Additional benefits of work journals include:

  1. Focus for resolutions and goals.
  2. Patience and appreciation for the process of setting goals
  3. Planning- Learning to appreciate your planning, thought process, and discovering your methods for tackling projects and problems
  4. Personal Growth- Keep a record of your daily work habits, work out put, and establish reminders for important tasks *
  5. Reflexive Practice– Learning to pay attention to your actions to cultivate more efficiency and more insight into your actions

As a career counselor, I keep three different styles of career journals to enhance my performance and give me clarity about my career decisions.  Each style highlights different professional goals, including reflexive practice, productivity, and making a career change. I encourage clients to commit to the practice for at least 10 minutes for 30 days, and we have astounding results.

I encourage everyone to participate in my “March Madness” career journal challenge. I will post more information on each journal style Friday, February 28th.  Select a journal style and write for 10-15 minutes each work day for the month of March. We’ll report our findings at the end of the month.

The Reflexive Practice Journal

While my clients may have grandiose plans and ambitions for their working lives, they are less likely to accomplish their goals if they don’t write them down and commit to learning from their mistakes.  The reflexive practice journal is designed to help clients track their setbacks, small wins, and room for growth.

The Reflexive Practice Journal includes questions that address the following:

Strengths: How are you using your strengths during your workday?

Planning:  How many hours in your work day? What have you/can you get done in a work day?

Accomplishments:  What are you accomplishing during your work day? What were your small victories? * Record the small wins you have every day.

Inspiration:  What items, ideas, or people inspired me today?

Setbacks:  What setbacks did I have today?  How will I approach these setbacks? Do I need extra help or resources?

Work Environment:  What are the positive elements in my work environment (people, resources, technology, tasks, etc.)?  What are the negative elements in my work environment?  What can I do about the negative things in my work environment?

 

Journaling for Habits:  The Yes or No Journal

This journal style track your daily tasks, learn where you need to delegate, and discover your work input.

Step 1:  Track daily tasks.  Include scheduling, emails, meetings, and phone calls.

*Consider using Toggl or RescueTime to track your time if you want to improve your efficiency.

Step 2: Say “no” (or consider saying no) to at least one task a day.  Why? You need to track what tasks are distracting you from getting your work done.

About those “Nos”

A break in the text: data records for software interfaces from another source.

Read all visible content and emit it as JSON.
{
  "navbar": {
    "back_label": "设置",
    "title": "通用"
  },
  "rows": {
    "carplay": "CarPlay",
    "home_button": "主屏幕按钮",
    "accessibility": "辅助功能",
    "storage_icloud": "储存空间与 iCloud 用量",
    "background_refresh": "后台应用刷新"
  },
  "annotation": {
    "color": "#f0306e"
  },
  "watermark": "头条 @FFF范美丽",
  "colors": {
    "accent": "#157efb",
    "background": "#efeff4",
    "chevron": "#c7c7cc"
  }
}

  • Are you spending a lot of time doing menial tasks that could be delegated to someone else?
  • Are the activities/tasks you perform contributing to your growth as an employee?
  • Are you spending too much time fixing another employee’s mistakes? 

Step 4: Use this journal in your evaluations. Determine whether or not your skills are being used effectively or whether or not other employees may need more training, counselling, etc.

 

Career Transitions Journal

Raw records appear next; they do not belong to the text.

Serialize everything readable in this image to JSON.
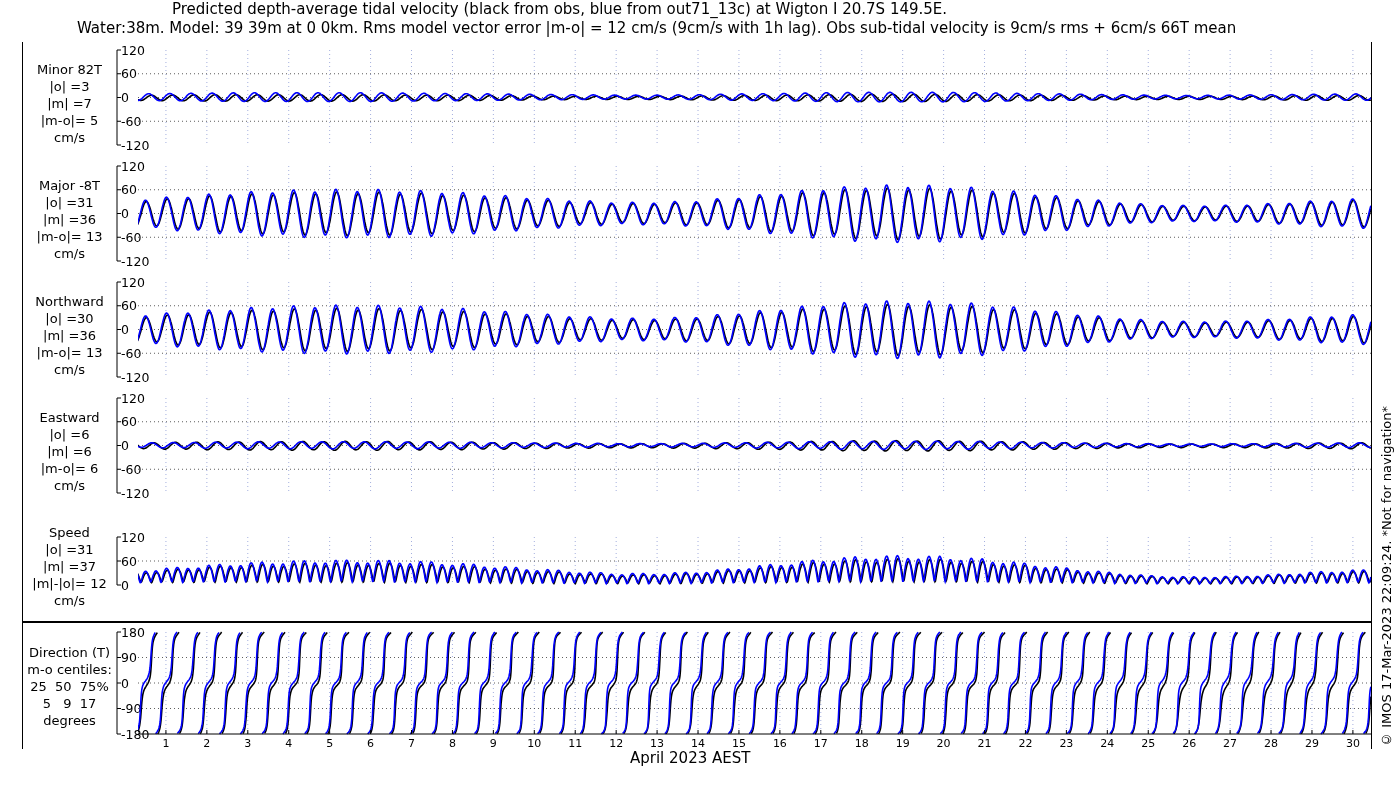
{
  "title_lines": [
    "Predicted depth-average tidal velocity (black from obs, blue from out71_13c) at Wigton I 20.7S 149.5E.",
    "Water:38m. Model: 39 39m at 0 0km. Rms model vector error |m-o| = 12 cm/s (9cm/s with 1h lag). Obs sub-tidal velocity is 9cm/s rms + 6cm/s 66T mean"
  ],
  "panels": [
    {
      "kind": "minor",
      "label_lines": [
        "Minor 82T",
        "|o| =3",
        "|m| =7",
        "|m-o|= 5",
        "cm/s"
      ],
      "yticks": [
        "120",
        "60",
        "0",
        "-60",
        "-120"
      ]
    },
    {
      "kind": "major",
      "label_lines": [
        "Major -8T",
        "|o| =31",
        "|m| =36",
        "|m-o|= 13",
        "cm/s"
      ],
      "yticks": [
        "120",
        "60",
        "0",
        "-60",
        "-120"
      ]
    },
    {
      "kind": "northward",
      "label_lines": [
        "Northward",
        "|o| =30",
        "|m| =36",
        "|m-o|= 13",
        "cm/s"
      ],
      "yticks": [
        "120",
        "60",
        "0",
        "-60",
        "-120"
      ]
    },
    {
      "kind": "eastward",
      "label_lines": [
        "Eastward",
        "|o| =6",
        "|m| =6",
        "|m-o|= 6",
        "cm/s"
      ],
      "yticks": [
        "120",
        "60",
        "0",
        "-60",
        "-120"
      ]
    },
    {
      "kind": "speed",
      "label_lines": [
        "Speed",
        "|o| =31",
        "|m| =37",
        "|m|-|o|= 12",
        "cm/s"
      ],
      "yticks": [
        "120",
        "60",
        "0"
      ]
    },
    {
      "kind": "direction",
      "label_lines": [
        "Direction (T)",
        "m-o centiles:",
        "25  50  75%",
        "5   9  17",
        "degrees"
      ],
      "yticks": [
        "180",
        "90",
        "0",
        "-90",
        "-180"
      ]
    }
  ],
  "x_axis": {
    "ticks": [
      "1",
      "2",
      "3",
      "4",
      "5",
      "6",
      "7",
      "8",
      "9",
      "10",
      "11",
      "12",
      "13",
      "14",
      "15",
      "16",
      "17",
      "18",
      "19",
      "20",
      "21",
      "22",
      "23",
      "24",
      "25",
      "26",
      "27",
      "28",
      "29",
      "30"
    ],
    "title": "April 2023 AEST"
  },
  "note": "© IMOS 17-Mar-2023 22:09:24. *Not for navigation*"
}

This journal style is geared toward helping clients discover whether or not a career or job change would be an effective choice for them.

  1. What do you enjoy about your current job (tasks, prestige, working hours, coworkers)? 

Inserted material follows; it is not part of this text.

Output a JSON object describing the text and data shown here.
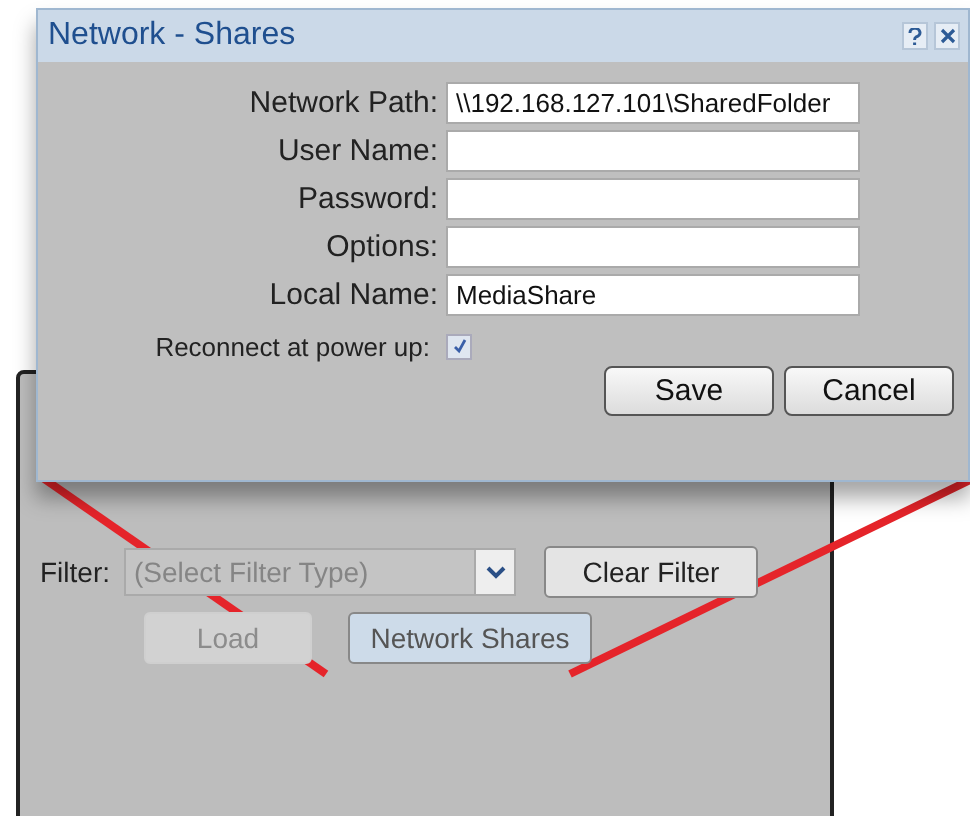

2.    What don’t you like about your current job?

3.    Why do you want to change careers?

4.    What personal transitions necessitate a career change (having a child, taking care of an aging parent, putting kids through college)? 

5.   What impact would making a career change have on my life? My family?  My significant other?

6.   Do I have the time and perseverance to invest in the education or certification needed for a new career?

Learn more about career journals from my interview with Paul Guggenheimer from NPR Essential Pittsburgh.